### Problem description
Starting at the top line and ending at the last, restate the records exactly.

Data about app and page elements:
- Opening Delimiter -
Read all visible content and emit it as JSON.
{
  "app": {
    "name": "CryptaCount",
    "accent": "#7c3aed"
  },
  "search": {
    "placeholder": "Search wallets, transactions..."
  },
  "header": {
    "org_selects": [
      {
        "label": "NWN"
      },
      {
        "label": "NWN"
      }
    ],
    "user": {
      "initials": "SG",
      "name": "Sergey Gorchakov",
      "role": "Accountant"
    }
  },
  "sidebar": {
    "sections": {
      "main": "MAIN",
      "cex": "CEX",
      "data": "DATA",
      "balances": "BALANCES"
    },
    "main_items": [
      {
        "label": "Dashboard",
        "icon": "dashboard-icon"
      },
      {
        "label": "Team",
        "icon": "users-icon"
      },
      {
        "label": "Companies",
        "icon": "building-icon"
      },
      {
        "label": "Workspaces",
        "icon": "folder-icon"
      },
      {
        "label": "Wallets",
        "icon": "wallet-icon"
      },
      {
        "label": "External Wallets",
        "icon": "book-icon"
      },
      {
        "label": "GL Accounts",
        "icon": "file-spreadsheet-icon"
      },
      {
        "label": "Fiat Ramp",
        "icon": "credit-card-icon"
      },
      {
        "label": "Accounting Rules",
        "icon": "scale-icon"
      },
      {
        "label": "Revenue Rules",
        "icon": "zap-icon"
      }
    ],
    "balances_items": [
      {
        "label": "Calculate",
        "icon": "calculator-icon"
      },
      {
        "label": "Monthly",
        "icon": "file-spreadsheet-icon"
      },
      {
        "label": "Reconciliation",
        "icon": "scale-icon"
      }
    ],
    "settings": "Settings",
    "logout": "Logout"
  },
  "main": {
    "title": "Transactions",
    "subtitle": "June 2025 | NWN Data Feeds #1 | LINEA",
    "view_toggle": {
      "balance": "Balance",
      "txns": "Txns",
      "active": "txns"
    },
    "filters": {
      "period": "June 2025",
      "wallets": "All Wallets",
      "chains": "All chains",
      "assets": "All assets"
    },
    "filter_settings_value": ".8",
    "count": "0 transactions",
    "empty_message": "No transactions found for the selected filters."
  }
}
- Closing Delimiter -
### Response
Read all visible content and emit it as JSON.
{
  "app": {
    "name": "CryptaCount",
    "accent": "#7c3aed"
  },
  "search": {
    "placeholder": "Search wallets, transactions..."
  },
  "header": {
    "org_selects": [
      {
        "label": "NWN"
      },
      {
        "label": "NWN"
      }
    ],
    "user": {
      "initials": "SG",
      "name": "Sergey Gorchakov",
      "role": "Accountant"
    }
  },
  "sidebar": {
    "sections": {
      "main": "MAIN",
      "cex": "CEX",
      "data": "DATA",
      "balances": "BALANCES"
    },
    "main_items": [
      {
        "label": "Dashboard",
        "icon": "dashboard-icon"
      },
      {
        "label": "Team",
        "icon": "users-icon"
      },
      {
        "label": "Companies",
        "icon": "building-icon"
      },
      {
        "label": "Workspaces",
        "icon": "folder-icon"
      },
      {
        "label": "Wallets",
        "icon": "wallet-icon"
      },
      {
        "label": "External Wallets",
        "icon": "book-icon"
      },
      {
        "label": "GL Accounts",
        "icon": "file-spreadsheet-icon"
      },
      {
        "label": "Fiat Ramp",
        "icon": "credit-card-icon"
      },
      {
        "label": "Accounting Rules",
        "icon": "scale-icon"
      },
      {
        "label": "Revenue Rules",
        "icon": "zap-icon"
      }
    ],
    "balances_items": [
      {
        "label": "Calculate",
        "icon": "calculator-icon"
      },
      {
        "label": "Monthly",
        "icon": "file-spreadsheet-icon"
      },
      {
        "label": "Reconciliation",
        "icon": "scale-icon"
      }
    ],
    "settings": "Settings",
    "logout": "Logout"
  },
  "main": {
    "title": "Transactions",
    "subtitle": "June 2025 | NWN Data Feeds #1 | LINEA",
    "view_toggle": {
      "balance": "Balance",
      "txns": "Txns",
      "active": "txns"
    },
    "filters": {
      "period": "June 2025",
      "wallets": "All Wallets",
      "chains": "All chains",
      "assets": "All assets"
    },
    "filter_settings_value": ".8",
    "count": "0 transactions",
    "empty_message": "No transactions found for the selected filters."
  }
}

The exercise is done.